Columns/Opinion, Editorials

Promise of big foreign investment in gas industry starting to look nebulous

No, eight months don’t make two decades.
But the size of the headlines in November, heralding an $83 billion investment in West Virginia over 20 years by China Energy, have shrunk.
That’s not to say they disappeared, but lately they look to be a lot less sensational.
Last week, executives from China Energy failed to show for a regional petrochemical conference, quelling hopes for news about their plans.

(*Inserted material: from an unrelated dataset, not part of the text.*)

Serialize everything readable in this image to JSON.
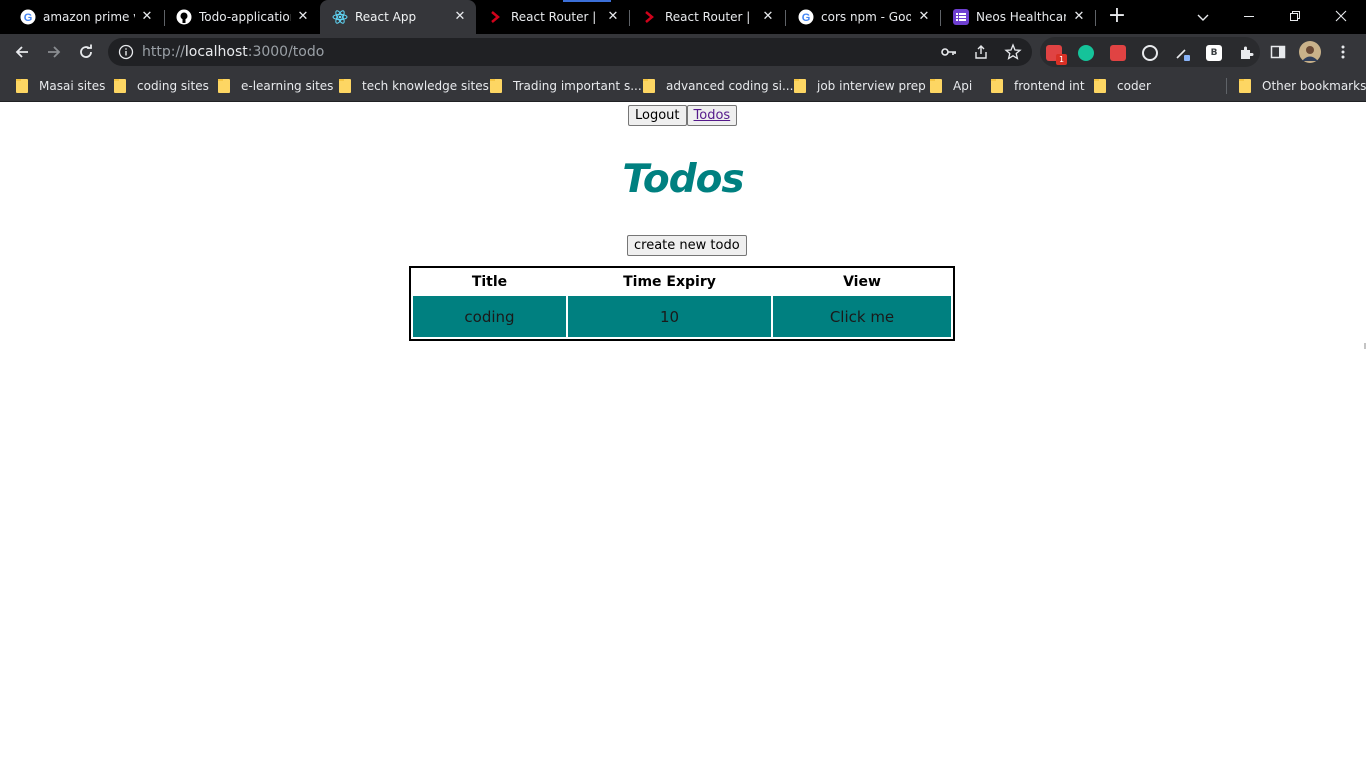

Those plans included projects focused on power generation, chemical manufacturing and underground storage of natural gas liquids
and derivatives.
Since then there appears to be growing reason for concern whether this investment will ever live up to its promise.
Two of the first announced projects — proposed gas-fired power plants in Harrison and Brooke counties — were initially said to be among the first of China Energy’s investments.
The company behind those plants later said it’s not expecting any China Energy backing.
Then this year, in what started with tariffs on Chinese-made solar panels and washing machine, accelerated in March with tariffs on Chinese aluminum and steel, became an all-out trade war.
In mid-June the Trump administration slapped tariffs on $50 billion of Chinese goods, which Beijing has matched in a tit-for-tat showdown.
The governor discounted the recent resignation of the state’s Commerce secretary, who signed the memorandum of understanding with China Energy representatives.
But we cannot help but think he was probably better acquainted with these plans than anyone.
Then China Energy officials cancelled their visit at the Northeast U.S. Petrochemical Construction Conference, in Pittsburgh.
And all this comes on the heels of still no details about this investment or the sites being looked at for investment.
So, where does the China Energy memorandum of understanding stand today?
That’s a good question and rest assured it’s probably better than the answer you’ll get.
The governor would have us believe that this deal is safe because of his relationship with the president. WVU Energy Institute’s director assessed these developments as a “speed bump,” not a “road block.”
We hope this optimism is not misplaced, because our state looks to be on the rebound as this fiscal year ends. A small budget surplus looks to even be in the picture. It’s about time, too.
But if this impasse continues for long our economic recovery may be on a slow boat to China.